Explaining Matching Michigan: an ethnographic study of a patient safety program
2015-07-13T08:21:20Z (GMT) by
BACKGROUND: Quality and safety improvement initiatives in healthcare often display two disconcerting effects. The first is a failure to outperform the secular trend. The second is the decline effect, where an initially promising intervention appears not to deliver equally successful results when attempts are made to replicate it in new settings. Matching Michigan, a patient safety program aimed at decreasing central line infections in over 200 intensive care units (ICUs) in England, may be an example of both. We aimed to explain why these apparent effects may have occurred. METHODS: We conducted interviews with 98 staff and non-participant observation on 19 ICUs; 17 of these units were participating in Matching Michigan. We undertook further telephone interviews with 29 staff who attended program training events and we analyzed relevant documents. RESULTS: One Matching Michigan unit transformed its practices and culture in response to the program; five boosted existing efforts, and 11 made little change. Matching Michigan's impact may have been limited by features of program design and execution; it was not an exact replica of the original project. Outer and inner contexts strongly modified the program's effects.
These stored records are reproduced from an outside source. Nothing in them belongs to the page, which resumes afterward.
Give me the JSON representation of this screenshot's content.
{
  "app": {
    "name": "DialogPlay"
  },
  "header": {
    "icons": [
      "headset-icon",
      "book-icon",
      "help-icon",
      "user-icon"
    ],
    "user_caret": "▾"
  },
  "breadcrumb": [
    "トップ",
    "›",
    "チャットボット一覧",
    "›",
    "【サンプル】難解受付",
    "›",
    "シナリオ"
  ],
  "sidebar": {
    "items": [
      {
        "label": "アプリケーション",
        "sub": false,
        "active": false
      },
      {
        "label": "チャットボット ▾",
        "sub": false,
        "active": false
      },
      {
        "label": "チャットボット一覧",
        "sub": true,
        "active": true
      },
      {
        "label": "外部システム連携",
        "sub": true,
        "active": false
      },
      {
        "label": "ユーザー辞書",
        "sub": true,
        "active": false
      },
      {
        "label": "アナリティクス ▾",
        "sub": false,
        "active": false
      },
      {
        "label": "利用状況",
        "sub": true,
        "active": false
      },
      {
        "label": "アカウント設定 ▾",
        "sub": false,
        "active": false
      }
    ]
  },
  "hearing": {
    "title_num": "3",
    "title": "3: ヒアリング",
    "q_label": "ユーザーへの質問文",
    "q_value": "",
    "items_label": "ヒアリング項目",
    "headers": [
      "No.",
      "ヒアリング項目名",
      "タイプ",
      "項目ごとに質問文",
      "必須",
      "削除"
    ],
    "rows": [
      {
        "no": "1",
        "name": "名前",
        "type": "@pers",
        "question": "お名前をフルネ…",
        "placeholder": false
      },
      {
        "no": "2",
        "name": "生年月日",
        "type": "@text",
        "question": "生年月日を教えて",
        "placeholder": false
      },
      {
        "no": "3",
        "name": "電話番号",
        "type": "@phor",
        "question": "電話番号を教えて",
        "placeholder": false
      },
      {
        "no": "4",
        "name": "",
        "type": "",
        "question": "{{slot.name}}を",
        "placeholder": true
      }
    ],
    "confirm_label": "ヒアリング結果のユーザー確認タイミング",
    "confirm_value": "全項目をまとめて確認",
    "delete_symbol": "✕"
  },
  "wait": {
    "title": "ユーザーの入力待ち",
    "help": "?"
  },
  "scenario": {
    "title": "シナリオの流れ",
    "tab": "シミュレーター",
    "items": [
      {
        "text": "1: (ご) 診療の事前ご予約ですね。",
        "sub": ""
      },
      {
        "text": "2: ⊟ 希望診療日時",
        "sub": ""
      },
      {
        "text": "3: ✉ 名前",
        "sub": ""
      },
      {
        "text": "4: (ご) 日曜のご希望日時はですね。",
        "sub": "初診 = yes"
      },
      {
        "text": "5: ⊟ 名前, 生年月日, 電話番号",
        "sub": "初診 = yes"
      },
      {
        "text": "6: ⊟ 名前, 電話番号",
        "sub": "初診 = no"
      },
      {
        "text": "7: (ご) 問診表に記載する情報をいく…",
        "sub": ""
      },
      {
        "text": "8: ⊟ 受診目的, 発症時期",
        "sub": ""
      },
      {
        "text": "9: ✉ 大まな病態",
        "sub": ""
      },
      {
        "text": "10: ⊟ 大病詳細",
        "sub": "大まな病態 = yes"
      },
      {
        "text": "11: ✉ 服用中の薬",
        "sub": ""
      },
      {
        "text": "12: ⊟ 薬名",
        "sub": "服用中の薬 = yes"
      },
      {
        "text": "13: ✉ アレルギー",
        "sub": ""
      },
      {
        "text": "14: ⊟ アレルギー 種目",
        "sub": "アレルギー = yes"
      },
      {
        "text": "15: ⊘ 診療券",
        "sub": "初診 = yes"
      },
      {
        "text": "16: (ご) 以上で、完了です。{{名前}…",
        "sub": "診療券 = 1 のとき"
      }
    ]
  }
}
The outer context included previous efforts to tackle central line infections superimposed on national infection control policies that were perceived by some as top-down and punitive. This undermined engagement in the program and made it difficult to persuade participants that the program was necessary. Individual ICUs' histories and local context were also highly consequential: their past experience of quality improvement, the extent to which they were able to develop high quality data collection and feedback systems, and the success of local leaders in developing consensus and coalition all influenced the program's impact on local practices. CONCLUSIONS: Improved implementation of procedural good practice may occur through many different routes, of which program participation is only one. The 'phenotype' of compliance may therefore arise through different 'genotypes.' When designing and delivering interventions to improve quality and safety, risks of decline effects and difficulties in demonstrating added value over the secular trend might be averted by improved understanding of program mechanisms and contexts of implementation.